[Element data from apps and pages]

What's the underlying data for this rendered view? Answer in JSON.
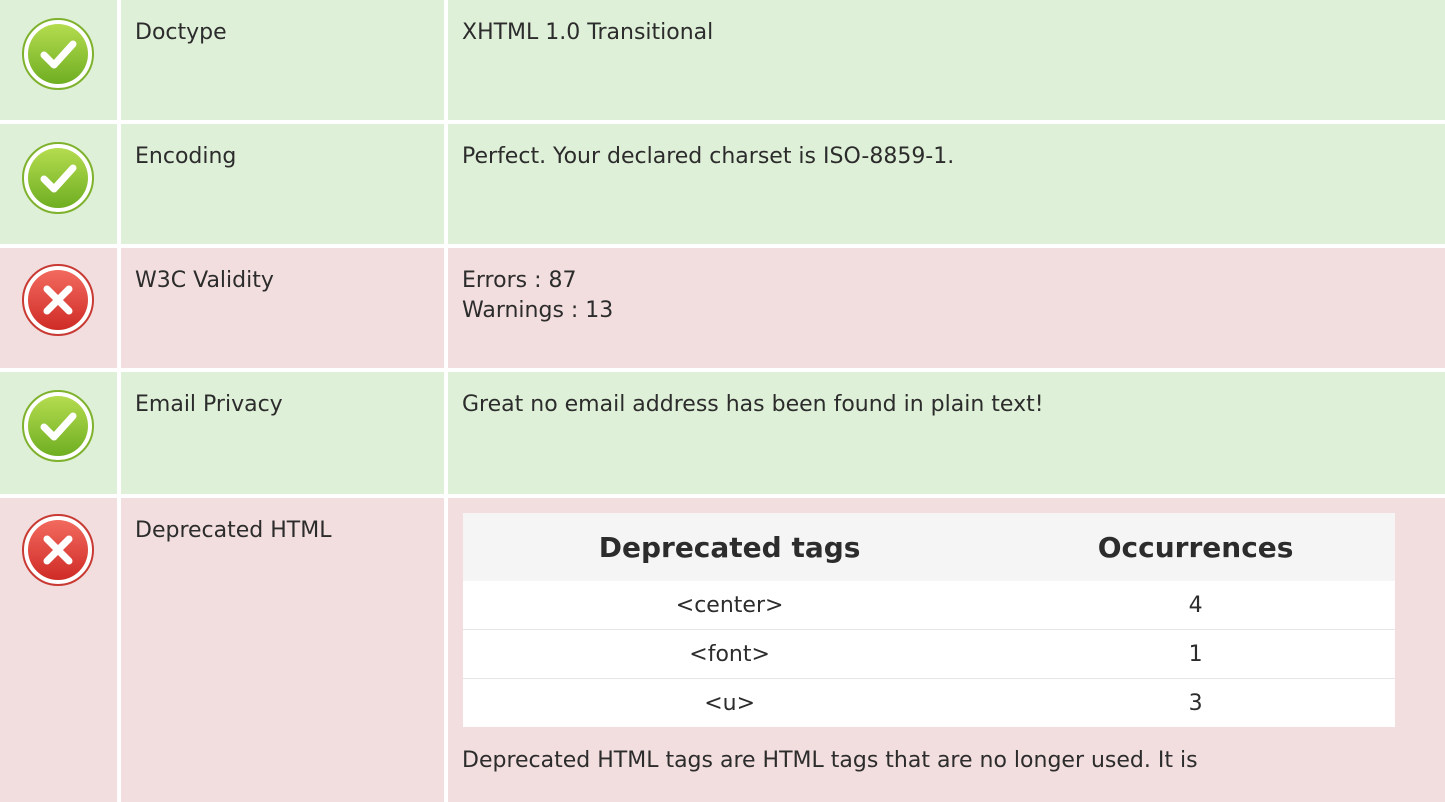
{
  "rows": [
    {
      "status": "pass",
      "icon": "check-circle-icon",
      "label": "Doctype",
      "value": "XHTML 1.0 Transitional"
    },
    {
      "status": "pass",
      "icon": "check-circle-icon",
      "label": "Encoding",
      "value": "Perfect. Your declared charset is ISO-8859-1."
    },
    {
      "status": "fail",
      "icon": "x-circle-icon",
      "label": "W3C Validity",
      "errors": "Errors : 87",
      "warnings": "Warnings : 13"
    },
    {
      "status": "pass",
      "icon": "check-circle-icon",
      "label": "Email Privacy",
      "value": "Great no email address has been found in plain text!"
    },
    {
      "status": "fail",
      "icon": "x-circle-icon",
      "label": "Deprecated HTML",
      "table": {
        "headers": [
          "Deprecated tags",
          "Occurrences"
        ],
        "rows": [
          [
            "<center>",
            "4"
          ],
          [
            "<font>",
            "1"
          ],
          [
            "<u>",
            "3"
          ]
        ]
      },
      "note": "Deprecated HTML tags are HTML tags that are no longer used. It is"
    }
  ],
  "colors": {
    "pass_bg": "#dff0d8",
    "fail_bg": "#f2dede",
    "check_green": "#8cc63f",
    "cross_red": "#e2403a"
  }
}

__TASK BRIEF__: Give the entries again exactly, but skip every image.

__SOLUTION TO THIS PROBLEM__:
What's the underlying data for this rendered view? Answer in JSON.
{
  "rows": [
    {
      "status": "pass",
      "icon": "check-circle-icon",
      "label": "Doctype",
      "value": "XHTML 1.0 Transitional"
    },
    {
      "status": "pass",
      "icon": "check-circle-icon",
      "label": "Encoding",
      "value": "Perfect. Your declared charset is ISO-8859-1."
    },
    {
      "status": "fail",
      "icon": "x-circle-icon",
      "label": "W3C Validity",
      "errors": "Errors : 87",
      "warnings": "Warnings : 13"
    },
    {
      "status": "pass",
      "icon": "check-circle-icon",
      "label": "Email Privacy",
      "value": "Great no email address has been found in plain text!"
    },
    {
      "status": "fail",
      "icon": "x-circle-icon",
      "label": "Deprecated HTML",
      "table": {
        "headers": [
          "Deprecated tags",
          "Occurrences"
        ],
        "rows": [
          [
            "<center>",
            "4"
          ],
          [
            "<font>",
            "1"
          ],
          [
            "<u>",
            "3"
          ]
        ]
      },
      "note": "Deprecated HTML tags are HTML tags that are no longer used. It is"
    }
  ],
  "colors": {
    "pass_bg": "#dff0d8",
    "fail_bg": "#f2dede",
    "check_green": "#8cc63f",
    "cross_red": "#e2403a"
  }
}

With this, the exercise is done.